“It’s (review) under process and they are hoping to conclude it in about two months from now,” Talati told businessline when asked about the status of FRRB’s review of Byju’s financial statements. 

It must be noted that both ICAI President and Vice-President are not ex-officio members of FRRB, which is an independent board. 

FRRB is a non-standing committee of the CA Institute’s Council and not an investigative agency. 

Also read: Point blank. Byju’s leap from frying pan into the fire

Talati’s remarks are significant as the FRRB had in December last year —following complaints (including by a Member of Parliament) — commenced review of edtech major Byju’s financial statements for two financial years —2019-20 and 2020-21.

Deloitte, Haskins & Sells, which resigned as Byju’s statutory auditor on Thursday, revealed that it had not been able to commence audit of financial statements for 2021-22 as the company had not communicated the status of audit readiness of the financial statements and the underlying books and records for the year ended March 31,2022.

FRRB can review only those financial statements filed with the Corporate Affairs Ministry (MCA) and those in public domain. This would mean that FRRB is not looking into the issues around financial statements of 2021-22, which has reportedly not been filed with the MCA. 

Not rigorous

Meanwhile, sources said that the oversight and regulatory intervention in Byju’s matter may not be as rigorous as that of a listed entity or an enterprise with loans from banks or NBFCs or FIs.

But the agencies would be definitely interested to know as to why this has happened and such governance practices could have a bearing on the whole startup story of India or other edtechs, they added.

The mandate of FRRB is to look at all entities (in terms of accounting practices) where public interest is involved.

If after review it is found that the non-compliances are not material, then an advisory is sent to the concerned audit firm. However, if non-compliances are material and they affect true and fair view of the financial statements, then the concerned auditor is referred to Director (Discipline) of ICAI for disciplinary action. 

The company’s financials are then sent to the regulator (MCA or RBI or IRDAI or PFRDA) for further action. This is because action cannot be taken by the CA Institute on the company concerned and the regulator alone can do it, sources added.

Revenue recognition
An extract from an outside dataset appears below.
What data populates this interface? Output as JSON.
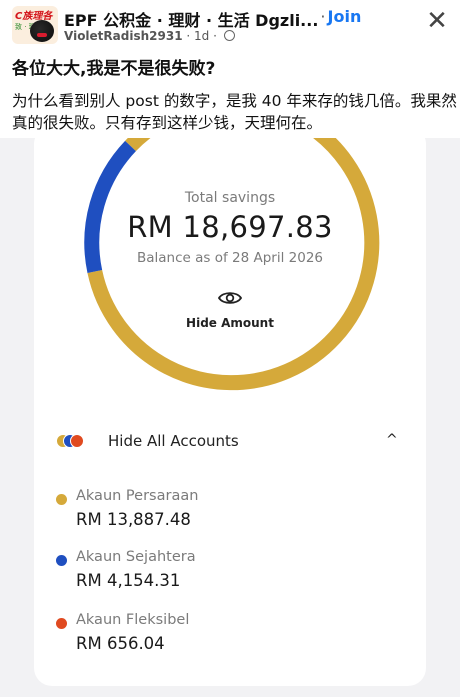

Currently, FRRB has powers to review the general-purpose financial statements either suo moto or on a reference made to it by any regulatory body such as RBI, SEBI, Insurance Regulatory and Development Authority, MCA etc. The FRRB also reviews the general-purpose financial statements of enterprises relating to which serious accounting irregularities have been highlighted by media reports.

One of the accounting practices adopted by Byju’s that came under scrutiny was in the area of “revenue recognition”. It was alleged that the company’s practice of recognising revenues from “streaming services” upfront and in full, was not consistent with the generally accepted accounting principles. The more prudent way and the right manner would be to recognise the revenue over the period of delivery of service, critics pointed out.